The inn evolved, said Shipps, as the first owner, calling it The Captain’s Quarters, acquired the buildings one by one.
Shipps stayed at The Captain’s Quarters when she visited her aunt and uncle—Evelyn Kok, an artist, and Jan Kok, a professor. Eventually, Shipps bought the inn and a house and relocated. The inn was in considerable disrepair. She changed its name and began renovations.
“It needed new electric, plumbing, furniture, deck, everything,” Shipps said. The project was a success and she started other businesses, then decided it was time to sell the inn.
“The inn was a fine-tuned machine,” she said. “The staff was wonderful and knew what to do, and we had a tremendous amount of repeat guests who were extended family. So it didn’t need me anymore.”
The fine-tune was perfect for Durst and Brown.
“The inn is in great shape. It just needs some maintenance and upgrades,” said Durst, as she gave a tour that starts in the narrow lobby and dining area, formerly the post office and now equipped with antique counters, desk and hutch. Wide-plank flooring, worn by decades of footsteps, leads from the street through to a large back deck supported by pilings and surrounded by the sparkling sea, lobster boats plying the water in the distance, the air redolent with the salty tang of rockweed.
The back deck is a communal place of wooden staircases, small upper-story decks, and silvery cedar shingling.

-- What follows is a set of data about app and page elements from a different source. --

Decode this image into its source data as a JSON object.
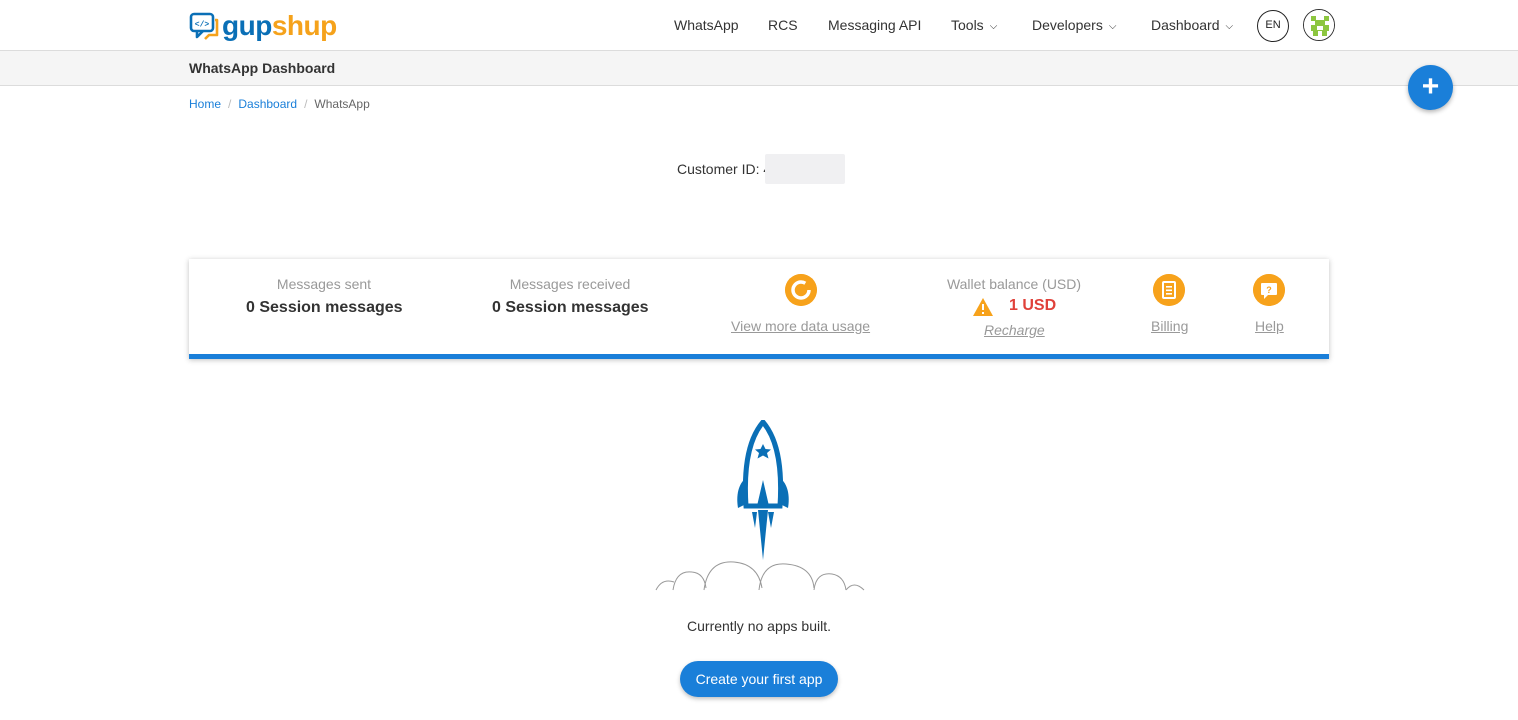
{
  "brand": {
    "part1": "gup",
    "part2": "shup"
  },
  "nav": {
    "whatsapp": "WhatsApp",
    "rcs": "RCS",
    "messaging_api": "Messaging API",
    "tools": "Tools",
    "developers": "Developers",
    "dashboard": "Dashboard",
    "language": "EN"
  },
  "subheader": {
    "title": "WhatsApp Dashboard"
  },
  "fab": {
    "label": "+"
  },
  "breadcrumb": {
    "home": "Home",
    "dashboard": "Dashboard",
    "current": "WhatsApp"
  },
  "customer": {
    "label": "Customer ID: ",
    "value": "4"
  },
  "stats": {
    "sent_label": "Messages sent",
    "sent_value": "0 Session messages",
    "received_label": "Messages received",
    "received_value": "0 Session messages",
    "usage_link": "View more data usage",
    "wallet_label": "Wallet balance (USD)",
    "wallet_value": "1 USD",
    "recharge_link": "Recharge",
    "billing_link": "Billing",
    "help_link": "Help"
  },
  "empty_state": {
    "message": "Currently no apps built.",
    "cta": "Create your first app"
  },
  "colors": {
    "primary": "#1a7fd9",
    "accent": "#f7a21b",
    "warning": "#e0413a",
    "brand_blue": "#0a6fb6",
    "brand_orange": "#f5a21b"
  }
}
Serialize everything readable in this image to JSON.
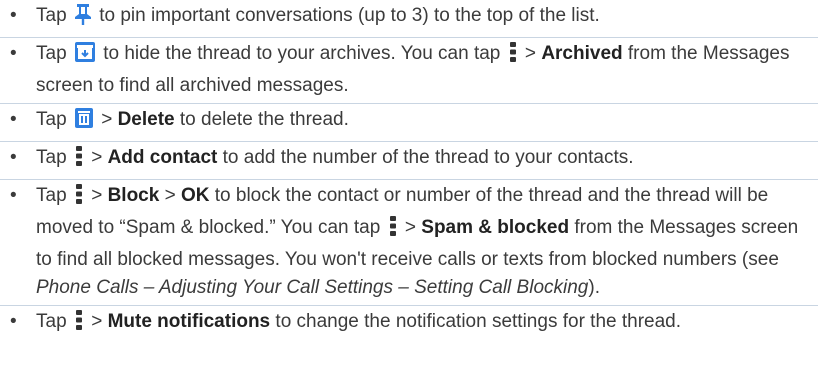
{
  "items": [
    {
      "id": "pin",
      "parts": [
        {
          "t": "text",
          "v": "Tap "
        },
        {
          "t": "icon",
          "v": "pin-icon"
        },
        {
          "t": "text",
          "v": " to pin important conversations (up to 3) to the top of the list."
        }
      ]
    },
    {
      "id": "archive",
      "parts": [
        {
          "t": "text",
          "v": "Tap "
        },
        {
          "t": "icon",
          "v": "archive-icon"
        },
        {
          "t": "text",
          "v": " to hide the thread to your archives. You can tap "
        },
        {
          "t": "icon",
          "v": "more-vert-icon"
        },
        {
          "t": "text",
          "v": " > "
        },
        {
          "t": "bold",
          "v": "Archived"
        },
        {
          "t": "text",
          "v": " from the Messages screen to find all archived messages."
        }
      ]
    },
    {
      "id": "delete",
      "parts": [
        {
          "t": "text",
          "v": "Tap "
        },
        {
          "t": "icon",
          "v": "trash-icon"
        },
        {
          "t": "text",
          "v": " > "
        },
        {
          "t": "bold",
          "v": "Delete"
        },
        {
          "t": "text",
          "v": " to delete the thread."
        }
      ]
    },
    {
      "id": "add-contact",
      "parts": [
        {
          "t": "text",
          "v": "Tap "
        },
        {
          "t": "icon",
          "v": "more-vert-icon"
        },
        {
          "t": "text",
          "v": " > "
        },
        {
          "t": "bold",
          "v": "Add contact"
        },
        {
          "t": "text",
          "v": " to add the number of the thread to your contacts."
        }
      ]
    },
    {
      "id": "block",
      "parts": [
        {
          "t": "text",
          "v": "Tap "
        },
        {
          "t": "icon",
          "v": "more-vert-icon"
        },
        {
          "t": "text",
          "v": " > "
        },
        {
          "t": "bold",
          "v": "Block"
        },
        {
          "t": "text",
          "v": " > "
        },
        {
          "t": "bold",
          "v": "OK"
        },
        {
          "t": "text",
          "v": " to block the contact or number of the thread and the thread will be moved to “Spam & blocked.” You can tap "
        },
        {
          "t": "icon",
          "v": "more-vert-icon"
        },
        {
          "t": "text",
          "v": " > "
        },
        {
          "t": "bold",
          "v": "Spam & blocked"
        },
        {
          "t": "text",
          "v": " from the Messages screen to find all blocked messages. You won't receive calls or texts from blocked numbers (see "
        },
        {
          "t": "italic",
          "v": "Phone Calls – Adjusting Your Call Settings – Setting Call Blocking"
        },
        {
          "t": "text",
          "v": ")."
        }
      ]
    },
    {
      "id": "mute",
      "parts": [
        {
          "t": "text",
          "v": "Tap "
        },
        {
          "t": "icon",
          "v": "more-vert-icon"
        },
        {
          "t": "text",
          "v": " > "
        },
        {
          "t": "bold",
          "v": "Mute notifications"
        },
        {
          "t": "text",
          "v": " to change the notification settings for the thread."
        }
      ]
    }
  ],
  "bullet": "•",
  "colors": {
    "icon_blue": "#2f7fe0",
    "icon_dark": "#333333",
    "divider": "#c9d5e2",
    "text": "#3b3b3b"
  }
}
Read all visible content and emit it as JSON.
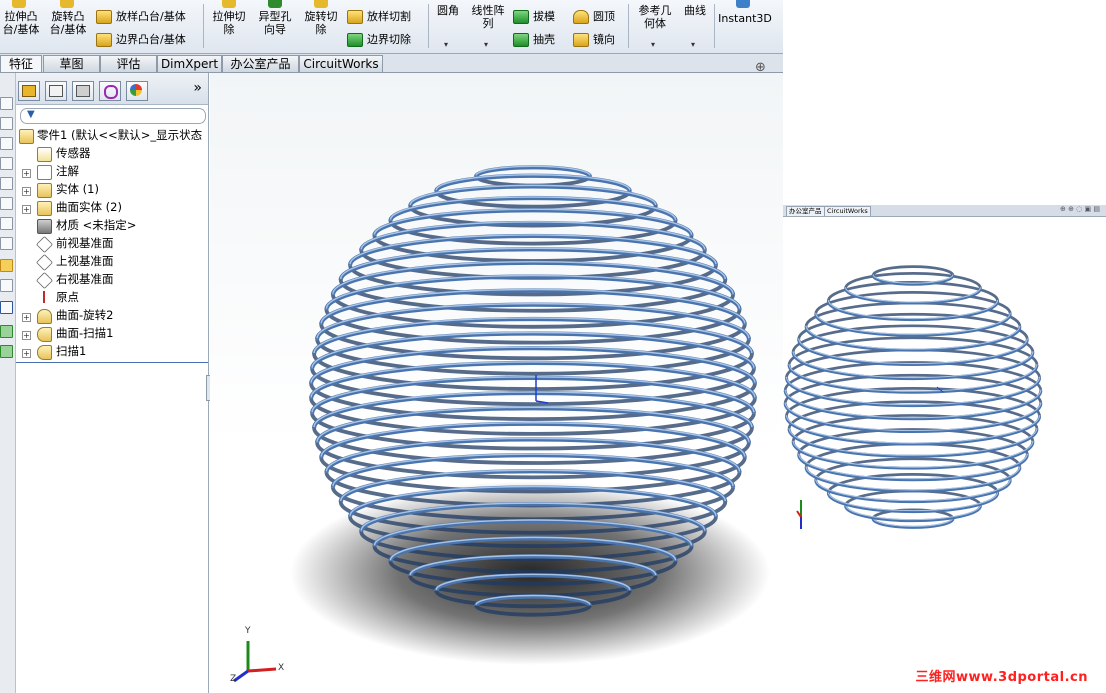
{
  "ribbon": {
    "extrude_boss": "拉伸凸\n台/基体",
    "revolve_boss": "旋转凸\n台/基体",
    "loft_boss": "放样凸台/基体",
    "boundary_boss": "边界凸台/基体",
    "extrude_cut": "拉伸切\n除",
    "hole_wizard": "异型孔\n向导",
    "revolve_cut": "旋转切\n除",
    "loft_cut": "放样切割",
    "boundary_cut": "边界切除",
    "fillet": "圆角",
    "linear_pattern": "线性阵\n列",
    "draft": "拔模",
    "shell": "抽壳",
    "dome": "圆顶",
    "mirror": "镜向",
    "ref_geometry": "参考几\n何体",
    "curves": "曲线",
    "instant3d": "Instant3D"
  },
  "tabs": [
    "特征",
    "草图",
    "评估",
    "DimXpert",
    "办公室产品",
    "CircuitWorks"
  ],
  "tabs2": [
    "办公室产品",
    "CircuitWorks"
  ],
  "tree": {
    "root": "零件1  (默认<<默认>_显示状态",
    "items": [
      "传感器",
      "注解",
      "实体 (1)",
      "曲面实体 (2)",
      "材质 <未指定>",
      "前视基准面",
      "上视基准面",
      "右视基准面",
      "原点",
      "曲面-旋转2",
      "曲面-扫描1",
      "扫描1"
    ]
  },
  "fm_more": "»",
  "axes": {
    "x": "X",
    "y": "Y",
    "z": "Z"
  },
  "watermark": "三维网www.3dportal.cn",
  "colors": {
    "coil": "#4a74ad",
    "coil_light": "#a9c4e6",
    "coil_dark": "#1f3a63",
    "accent": "#2b5ea8"
  }
}
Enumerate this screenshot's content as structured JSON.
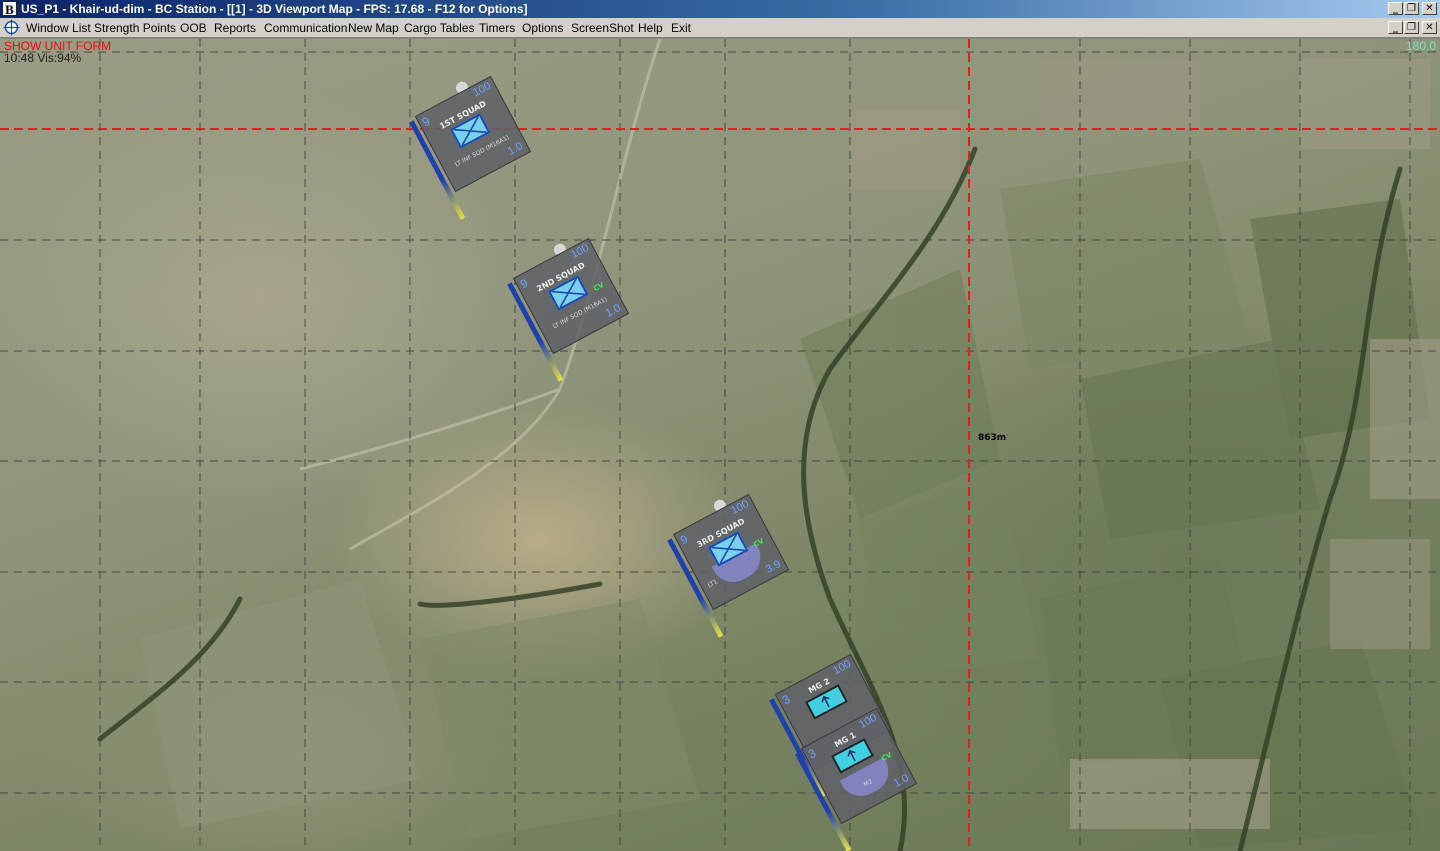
{
  "window": {
    "app_badge": "B",
    "title": "US_P1 - Khair-ud-dim - BC Station - [[1] - 3D Viewport Map - FPS: 17.68 - F12 for Options]",
    "controls": {
      "minimize": "_",
      "restore": "❐",
      "close": "✕"
    }
  },
  "menu": {
    "icon": "crosshair-compass-icon",
    "items": [
      "Window List",
      "Strength Points",
      "OOB",
      "Reports",
      "Communication",
      "New Map",
      "Cargo Tables",
      "Timers",
      "Options",
      "ScreenShot",
      "Help",
      "Exit"
    ]
  },
  "hud": {
    "show_unit_form": "SHOW UNIT FORM",
    "time_vis": "10:48 Vis:94%",
    "bearing": "180.0",
    "distance_label": "863m"
  },
  "colors": {
    "title_bar": "#0a246a",
    "hud_alert": "#e01010",
    "crosshair": "#e02020",
    "grid": "#404040",
    "unit_blue": "#6fa0ff",
    "symbol_fill": "#7ad0f0"
  },
  "units": [
    {
      "id": "1st-squad",
      "num": "9",
      "strength": "100",
      "name": "1ST SQUAD",
      "sub": "LT INF SQD (M16A1)",
      "value": "1.0",
      "badge": ""
    },
    {
      "id": "2nd-squad",
      "num": "9",
      "strength": "100",
      "name": "2ND SQUAD",
      "sub": "LT INF SQD (M16A1)",
      "value": "1.0",
      "badge": "CV"
    },
    {
      "id": "3rd-squad",
      "num": "9",
      "strength": "100",
      "name": "3RD SQUAD",
      "sub": "LT1",
      "value": "3.9",
      "badge": "CV"
    },
    {
      "id": "mg2",
      "num": "3",
      "strength": "100",
      "name": "MG 2",
      "sub": "",
      "value": "",
      "badge": ""
    },
    {
      "id": "mg1",
      "num": "3",
      "strength": "100",
      "name": "MG 1",
      "sub": "M2",
      "value": "1.0",
      "badge": "CV"
    }
  ]
}
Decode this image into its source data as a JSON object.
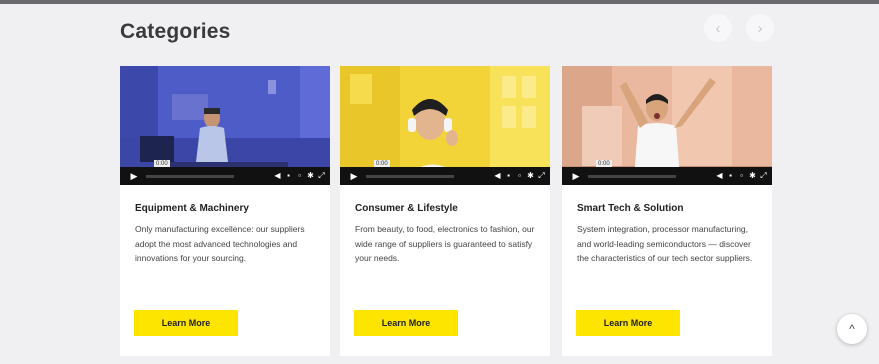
{
  "section": {
    "title": "Categories",
    "prev_icon": "chevron-left-icon",
    "next_icon": "chevron-right-icon",
    "prev_glyph": "‹",
    "next_glyph": "›"
  },
  "cards": [
    {
      "title": "Equipment & Machinery",
      "description": "Only manufacturing excellence: our suppliers adopt the most advanced technologies and innovations for your sourcing.",
      "button_label": "Learn More",
      "video_time": "0:00",
      "video_progress": 0.0
    },
    {
      "title": "Consumer & Lifestyle",
      "description": "From beauty, to food, electronics to fashion, our wide range of suppliers is guaranteed to satisfy your needs.",
      "button_label": "Learn More",
      "video_time": "0:00",
      "video_progress": 0.0
    },
    {
      "title": "Smart Tech & Solution",
      "description": "System integration, processor manufacturing, and world-leading semiconductors — discover the characteristics of our tech sector suppliers.",
      "button_label": "Learn More",
      "video_time": "0:00",
      "video_progress": 0.0
    }
  ],
  "video_controls": {
    "play_glyph": "▶",
    "icons": [
      "volume-icon",
      "captions-icon",
      "picture-in-picture-icon",
      "settings-icon",
      "fullscreen-icon"
    ]
  },
  "scroll_top": {
    "icon": "chevron-up-icon",
    "glyph": "^"
  },
  "colors": {
    "button_yellow": "#fde500",
    "background": "#f0f0f2",
    "card": "#ffffff"
  }
}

Nine oceanside rooms on two stories have double-doors or picture windows; inside, overstuffed couches, chairs, and desks face the harbor, beckoning guests to hours of gazing. Four village-side rooms overlook Main Street.
Shipps finished the rooms with half-height blond paneling and paint. Fireplaces in several rooms are refaced with brick and marble. Furnishings include antiques such as bedsteads, end tables, rugs, and trunks. The former barbershop still has the original tin ceiling and walls, built-in shelving and a tiny closet, all speaking of yesteryear, and a private deck. Each room is named after windjammers, such as Stephen Taber and Mary Day, which sail through the Deer Island Thoroughfare.
Upgrades will include new pilings on the main deck (view the inn’s Facebook page to watch progress). Durst and Brown enjoy cooking, and plan at some point to upgrade the kitchen. In the meantime, they expect to expand the menu to include tapas, and to get a liquor license.
Operating year-round, the inn draws guests in the winter for various reasons. A writer from Washington, D.C., enjoys relaxing here. There are business travelers, and city people who bring suitcases full of books. Everyone from local tourists to world travelers arrive during the high season. All year long, the area is popular with artists and photographers.
“Since we’ve been here, we’ve had two or three photographers a day who use the inn as a base to take pictures of the coast,” said Brown.
In Pittsburgh, Brown and Durst had a house on a quarter-acre lot, and a big garden.
“We kept thinking we were looking for a big, traditional, Victorian house and a yard where we could grow herbs to make breakfast,” said Durst. “So it’s almost like we got everything we thought we didn’t want when we got here—a lot more rooms, no land to garden. But it’s everything we want, and more.”
For more information, see: innontheharbor.com.